Items from an interface collection:

———

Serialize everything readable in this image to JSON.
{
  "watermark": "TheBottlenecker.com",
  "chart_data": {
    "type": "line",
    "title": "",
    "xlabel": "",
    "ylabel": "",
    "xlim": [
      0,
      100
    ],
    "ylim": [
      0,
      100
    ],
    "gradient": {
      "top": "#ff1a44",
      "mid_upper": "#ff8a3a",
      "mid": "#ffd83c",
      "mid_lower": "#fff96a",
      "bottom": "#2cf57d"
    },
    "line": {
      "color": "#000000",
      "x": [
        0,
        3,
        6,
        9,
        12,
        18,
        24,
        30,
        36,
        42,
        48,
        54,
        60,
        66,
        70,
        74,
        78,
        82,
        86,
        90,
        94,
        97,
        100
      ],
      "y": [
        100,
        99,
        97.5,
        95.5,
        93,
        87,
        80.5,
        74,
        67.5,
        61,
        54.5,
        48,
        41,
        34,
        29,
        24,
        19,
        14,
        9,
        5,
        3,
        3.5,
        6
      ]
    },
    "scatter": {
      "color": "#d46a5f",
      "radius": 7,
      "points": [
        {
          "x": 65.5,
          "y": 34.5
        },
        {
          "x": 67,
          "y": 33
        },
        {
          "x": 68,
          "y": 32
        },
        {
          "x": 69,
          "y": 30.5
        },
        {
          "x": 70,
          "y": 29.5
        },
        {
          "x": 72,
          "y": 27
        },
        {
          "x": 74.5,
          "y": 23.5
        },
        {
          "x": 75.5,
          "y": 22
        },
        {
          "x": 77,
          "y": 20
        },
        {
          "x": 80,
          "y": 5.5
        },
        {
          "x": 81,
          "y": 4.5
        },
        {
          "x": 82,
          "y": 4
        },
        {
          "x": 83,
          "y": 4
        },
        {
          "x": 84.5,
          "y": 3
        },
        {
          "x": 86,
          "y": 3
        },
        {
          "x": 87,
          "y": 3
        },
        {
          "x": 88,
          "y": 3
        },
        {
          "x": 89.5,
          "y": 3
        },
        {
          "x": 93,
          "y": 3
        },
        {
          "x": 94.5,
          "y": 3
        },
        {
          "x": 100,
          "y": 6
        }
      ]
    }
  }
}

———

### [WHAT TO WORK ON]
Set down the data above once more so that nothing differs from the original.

### [RESPONSE]
Serialize everything readable in this image to JSON.
{
  "watermark": "TheBottlenecker.com",
  "chart_data": {
    "type": "line",
    "title": "",
    "xlabel": "",
    "ylabel": "",
    "xlim": [
      0,
      100
    ],
    "ylim": [
      0,
      100
    ],
    "gradient": {
      "top": "#ff1a44",
      "mid_upper": "#ff8a3a",
      "mid": "#ffd83c",
      "mid_lower": "#fff96a",
      "bottom": "#2cf57d"
    },
    "line": {
      "color": "#000000",
      "x": [
        0,
        3,
        6,
        9,
        12,
        18,
        24,
        30,
        36,
        42,
        48,
        54,
        60,
        66,
        70,
        74,
        78,
        82,
        86,
        90,
        94,
        97,
        100
      ],
      "y": [
        100,
        99,
        97.5,
        95.5,
        93,
        87,
        80.5,
        74,
        67.5,
        61,
        54.5,
        48,
        41,
        34,
        29,
        24,
        19,
        14,
        9,
        5,
        3,
        3.5,
        6
      ]
    },
    "scatter": {
      "color": "#d46a5f",
      "radius": 7,
      "points": [
        {
          "x": 65.5,
          "y": 34.5
        },
        {
          "x": 67,
          "y": 33
        },
        {
          "x": 68,
          "y": 32
        },
        {
          "x": 69,
          "y": 30.5
        },
        {
          "x": 70,
          "y": 29.5
        },
        {
          "x": 72,
          "y": 27
        },
        {
          "x": 74.5,
          "y": 23.5
        },
        {
          "x": 75.5,
          "y": 22
        },
        {
          "x": 77,
          "y": 20
        },
        {
          "x": 80,
          "y": 5.5
        },
        {
          "x": 81,
          "y": 4.5
        },
        {
          "x": 82,
          "y": 4
        },
        {
          "x": 83,
          "y": 4
        },
        {
          "x": 84.5,
          "y": 3
        },
        {
          "x": 86,
          "y": 3
        },
        {
          "x": 87,
          "y": 3
        },
        {
          "x": 88,
          "y": 3
        },
        {
          "x": 89.5,
          "y": 3
        },
        {
          "x": 93,
          "y": 3
        },
        {
          "x": 94.5,
          "y": 3
        },
        {
          "x": 100,
          "y": 6
        }
      ]
    }
  }
}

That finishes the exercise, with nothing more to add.